By E.C. Barrett
Witnessing the naturalization of 49 people from 27 countries on a brisk but sunny first day of February in downtown Ithaca was a welcome respite from the discord gripping the country.
From the bright-faced Boy Scouts lining the marbled lobby to welcome new citizens, representatives from the League of Women Voters waiting outside the courtroom with their stacks of registration forms, public servants buoyantly bustling around the courtroom with their papers and schedules, to the fidgeting and laughing and solemn-faced 49 about-to-be citizens and their families and friends, there was much to revive a feeling of hope in our nation.
Let me introduce you to a few of its newest citizens.
I caught 22-year-old Chongyi Chen, formerly of the Republic of China, as she was leaving the courtroom with two middle-aged women beside her. I asked her why she wanted to become a U.S. citizen.
“My grandma moved here 20 years ago, so my dad moved here, and most of my family moved here, so that’s why I decided to become a U.S. citizen,” she said.
What do you want to do now that you’re a U.S. Citizen?
“I want to go to school here and graduate here and look for a job,” Chen replied.
Alexandru Balas, formerly of Romania, was helping his wife, Tracy Marvin, pack their daughters – Julia and Madeline Balas – into winter coats following the ceremony when I approached them. They were in a hurry, but smiling. Why did Alexandru become a citizen?
“My wife is a U.S. citizen and we have two daughters and it felt right, finally. I could have applied for citizenship four years ago but I didn’t feel it yet,” he said. “But every time I come back from Europe I feel free. It’s weird and I know it sounds cheesy but that’s how I really feel. I feel like I can go on the street and people don’t mind if I’m dressed differently or something like this. And I can speak my mind.”
And what is Balas looking forward to now that he’s officially a citizen?
“Not having to worry about how I’ll be treated at the borders,” he said. “I’ve been blessed with no problems at the border but as a foreigner it’s always that feeling of: ‘Well something could go wrong, you never know what law or other types of executive orders could be passed that could get someone stranded.’ So it was always stressful coming back into the United States even though I was a permanent resident. There was always a little bit of a worry.”

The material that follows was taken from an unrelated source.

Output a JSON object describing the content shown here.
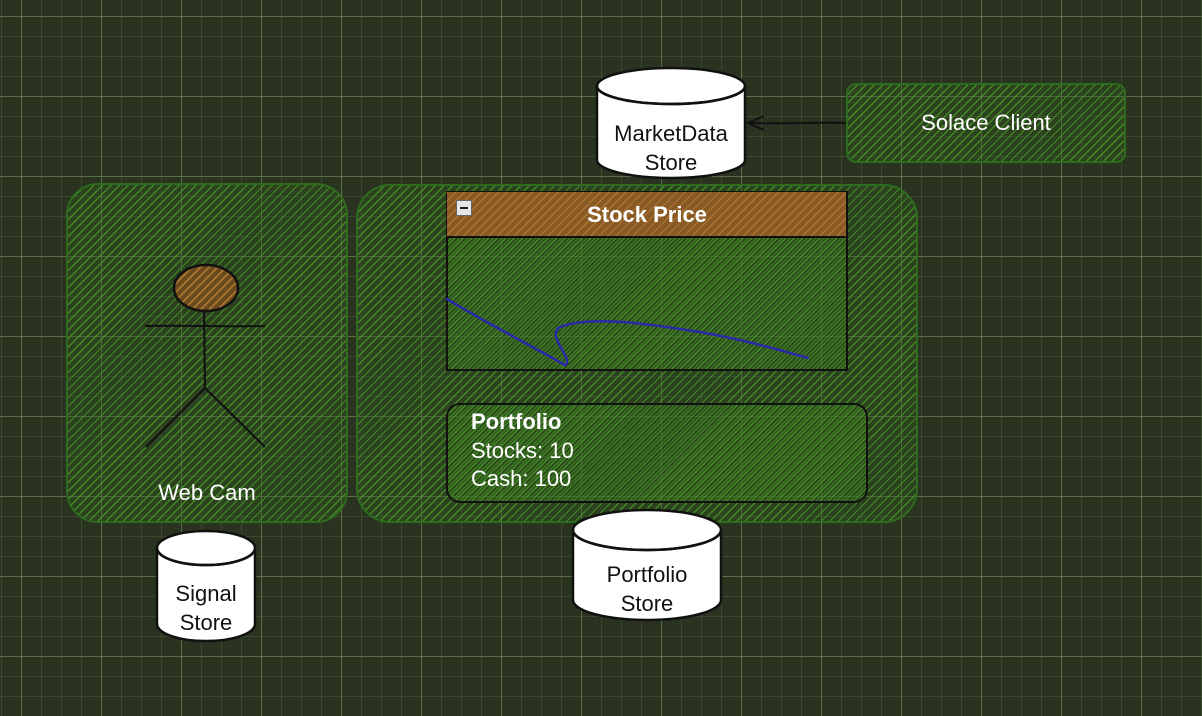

Ghazala Amin, formerly of Pakistan, was standing with her family taking selfies at the front of the courtroom when I spoke with her. She was radiant in her new citizenship and her family’s ebullient smiles were contagious. Why did Amin become a citizen?
“I feel like it’s who I am,” she said.
As for what Amin is looking most forward to with her newfound status: “I can do whatever I want, I can go wherever I want. It’s a great feeling. I am so proud.”
Amin’s daughter, Amina Ahmad, and son-in-law, Muhammad Wattoo, became U.S. citizens in Pennsylvania in 2006. Their son bounced into the conversation to announce, arms spread wide: “I’ve always been a U.S. citizen,” he said, and the courtroom filled with the family’s laughter.
“He was born in Ithaca,” his mother said, mussing his hair.
When Ahmad and Wattoo answer the same questions about becoming citizens, their voices weave in and out of each other.
“We chose to live here, we wanted to live here so we were just waiting for the time to come when we could apply,” Ahmad said.
What changed for them after they became citizens?
“Well the ability to vote, obviously you feel empowered, you have a say. It is a privilege to be a U.S. citizen,” Wattoo said. “I feel more practically safe, and secure in a way. Traveling is a lot easier. Having a U.S. passport. It’s great.”
Zelda Blaine, who now holds citizenship in the U.K. as well as the U.S., posed for pictures with her husband and their three daughters after the ceremony. Why did she decide to become a citizen?
“To be honest, it’s kind of a dream fulfilled, because I always wanted to come to America. I married an American. I have American children,” she said. “And it just seemed, to be honest, with the way things were going with the election, when the candidates were coming up, that gave me a big push to get it done.
“I love America; I love American people. I hope the rest of the world is watching and not thinking that those are American values that are being portrayed right now, because I think Americans are very generous, welcoming people,” Blaine added, tearing up as she looked around the room. “I’m going to get emotional. But I’m very proud of America’s immigrant roots and I think it’s shown recently the way everyone’s come together. So I’m very hopeful. I know I seem a little sad right now but I think people will stand together and we’ll make this a safe, welcoming place for people.”